If you haven’t read the other parts of this series, please do so first or it won’t make any sense:
All the previous was just to explain that it is indeed possible for older martial artists to beat up younger martial artists. Again, I’m not saying this is so by definition. There are no guarantees in a fight, period. But you’d be a fool to think old age makes all men less dangerous than when they were younger.
In this post, I’ll cover some of the ways these men train(ed) to keep their fighting skills to such a high degree even when they are in their 50’s and 60’s. There are probably more factors involved than I’ll list here, but I think I have the most important ones. Here goes:
Invariably, all the men I listed in my previous posts have decades of hard, physical training.
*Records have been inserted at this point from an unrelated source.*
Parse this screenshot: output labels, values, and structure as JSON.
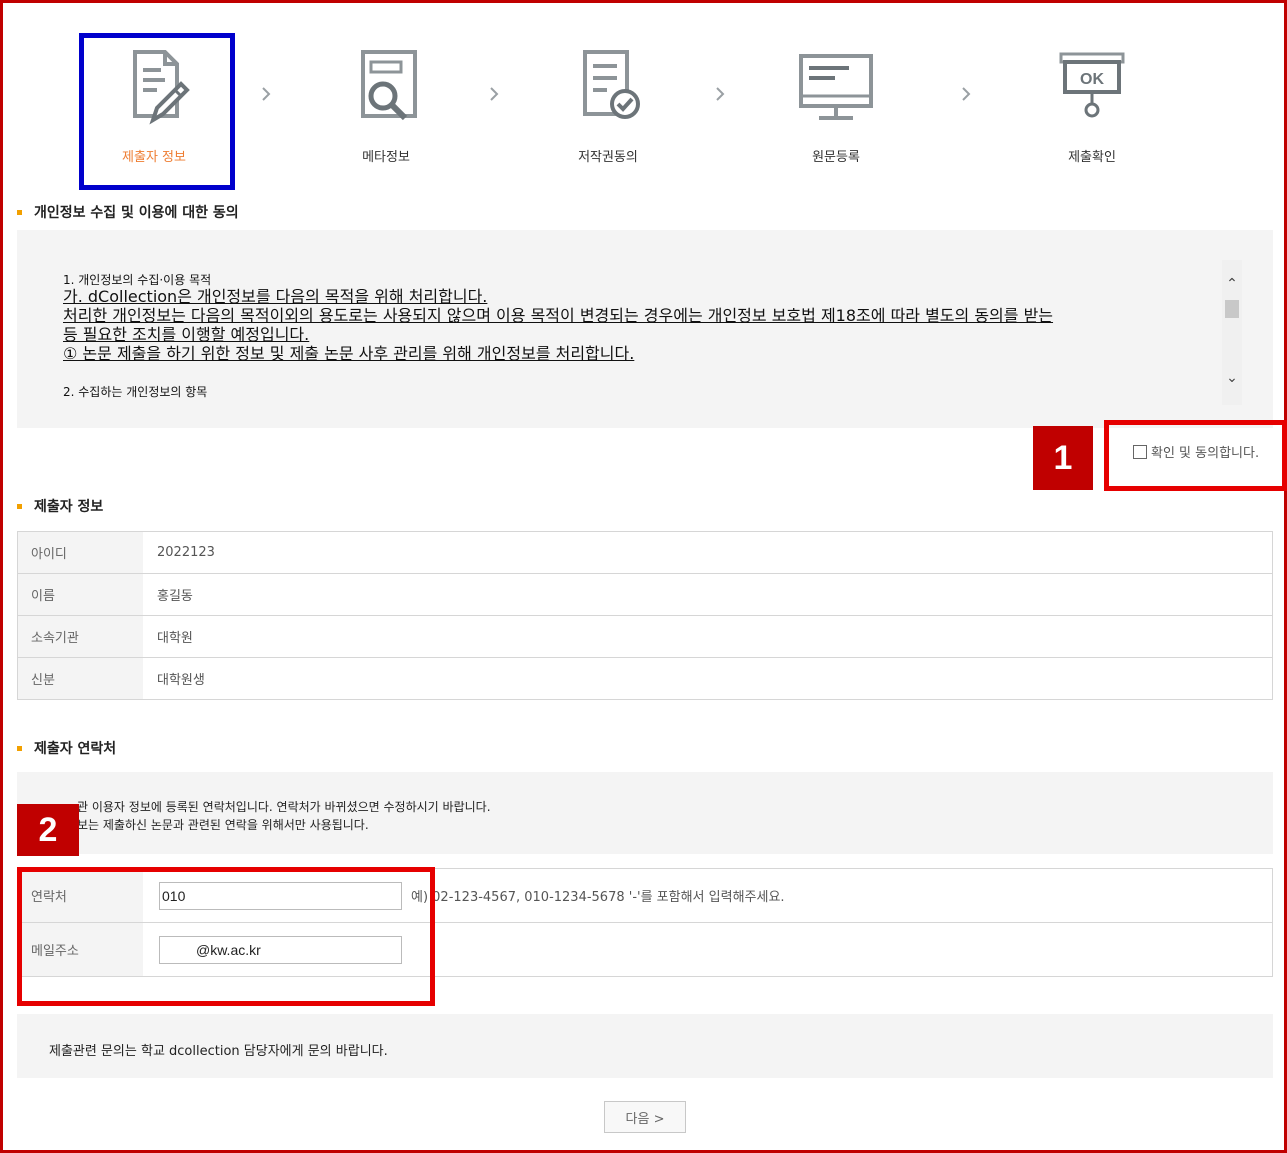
{
  "steps": [
    {
      "label": "제출자 정보",
      "icon": "document-pen-icon",
      "active": true
    },
    {
      "label": "메타정보",
      "icon": "document-search-icon",
      "active": false
    },
    {
      "label": "저작권동의",
      "icon": "document-check-icon",
      "active": false
    },
    {
      "label": "원문등록",
      "icon": "monitor-icon",
      "active": false
    },
    {
      "label": "제출확인",
      "icon": "ok-sign-icon",
      "active": false
    }
  ],
  "privacy": {
    "heading": "개인정보 수집 및 이용에 대한 동의",
    "line1": "1. 개인정보의 수집·이용 목적",
    "line2": "가. dCollection은 개인정보를 다음의 목적을 위해 처리합니다.",
    "line3": "처리한 개인정보는 다음의 목적이외의 용도로는 사용되지 않으며 이용 목적이 변경되는 경우에는 개인정보 보호법 제18조에 따라 별도의 동의를 받는",
    "line4": "등 필요한 조치를 이행할 예정입니다.",
    "line5": "① 논문 제출을 하기 위한 정보 및 제출 논문 사후 관리를 위해 개인정보를 처리합니다.",
    "line6": "2. 수집하는 개인정보의 항목",
    "agree_label": "확인 및 동의합니다.",
    "agree_checked": false
  },
  "annotations": {
    "badge1": "1",
    "badge2": "2"
  },
  "submitter": {
    "heading": "제출자 정보",
    "rows": [
      {
        "key": "아이디",
        "value": "2022123"
      },
      {
        "key": "이름",
        "value": "홍길동"
      },
      {
        "key": "소속기관",
        "value": "대학원"
      },
      {
        "key": "신분",
        "value": "대학원생"
      }
    ]
  },
  "contact": {
    "heading": "제출자 연락처",
    "note1": "관 이용자 정보에 등록된 연락처입니다. 연락처가 바뀌셨으면 수정하시기 바랍니다.",
    "note2": "보는 제출하신 논문과 관련된 연락을 위해서만 사용됩니다.",
    "phone_label": "연락처",
    "phone_value": "010",
    "phone_hint": "예) 02-123-4567, 010-1234-5678 '-'를 포함해서 입력해주세요.",
    "email_label": "메일주소",
    "email_value": "@kw.ac.kr"
  },
  "footer_note": "제출관련 문의는 학교 dcollection 담당자에게 문의 바랍니다.",
  "next_button": "다음 >"
}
They didn’t just train their punches and kicks; they did tons of conditioning along with it. Loren and Bob have been training with weights forever and it shows: Loren’s built like a brick house and Bob is all lean, shredded muscle. If you still need proof that the old saw of “lifting weights makes you slow” is wrong, look no further. I believe this additional weight training is a key factor in their longevity in the arts and there’s plenty of science to back me up on it: pumping iron keeps your body strong and healthy.
But it isn’t necessary to lift weights to get to that stage. Jean-Louis didn’t lift weights but he did tons and tons of bodyweight exercises (before they came back into style, thank you very much). In class, we’d do hundreds of push-ups and crunches during the one-hour warm-up and he did them all right along with us. Actually, we never could keep up but that’s another story.
Dan is a similar example: To the best of my knowledge, he never focused on lifting weights but his conditioning regimen is well known. There’s the 24 nei kung exercises he uses every day (takes one hour to complete at the easiest level) but also a lot of other conditioning drills. I remember a seminar a few years ago where a student asked how long the sessions of punching the air with hand-weights should last. In his own typical style, Dan answered that one time, back in Hong Kong, they kept such a session going non-stop for three hours straight. He added that a little less would probably be fine too…
I believe conditioning is key to staying in fighting shape. As you can see in the previous examples, it doesn’t really matter what kind of conditioning you do: Western or Eastern, traditional or modern, weights/machines or bodyweight exercises. Like Nike says: Just do it!
In Chinese martial arts, they say it like this “Without “Kung” (conditioning) training, even until old age, is all in vain.” I’d like to offer the opposite for your consideration: “Kung training until old age is the only way to train.” My teachers have all done this and it shows in their skills.
Teach their art
Peyton Quinn gave his own reasons why certain traditional martial arts masters can make their style work in self-defense in his excellent book “Real Fighting.” One of these reasons is that they have been teaching their art for a long time. This means they get tons and tons more practice than the average student, which increases your skill levels in and of itself. But there’s more: as a teacher, they get to work with all sorts of students: tall and short, heavy and light, fast and slow, skilled and unskilled, experienced and beginners, etc. Multiply this by 20-30 years and you can see how they have tested their techniques in a wide variety of circumstances against a very large sample of the human population.
This is a far cry from training three times a week with the same partners. There’s nothing wrong with that but this lacks the training quantity and diversity of partners compared to teaching your art full-time.
An additional factor is that as a teacher, you have to know your art much better than your students. [Read more…]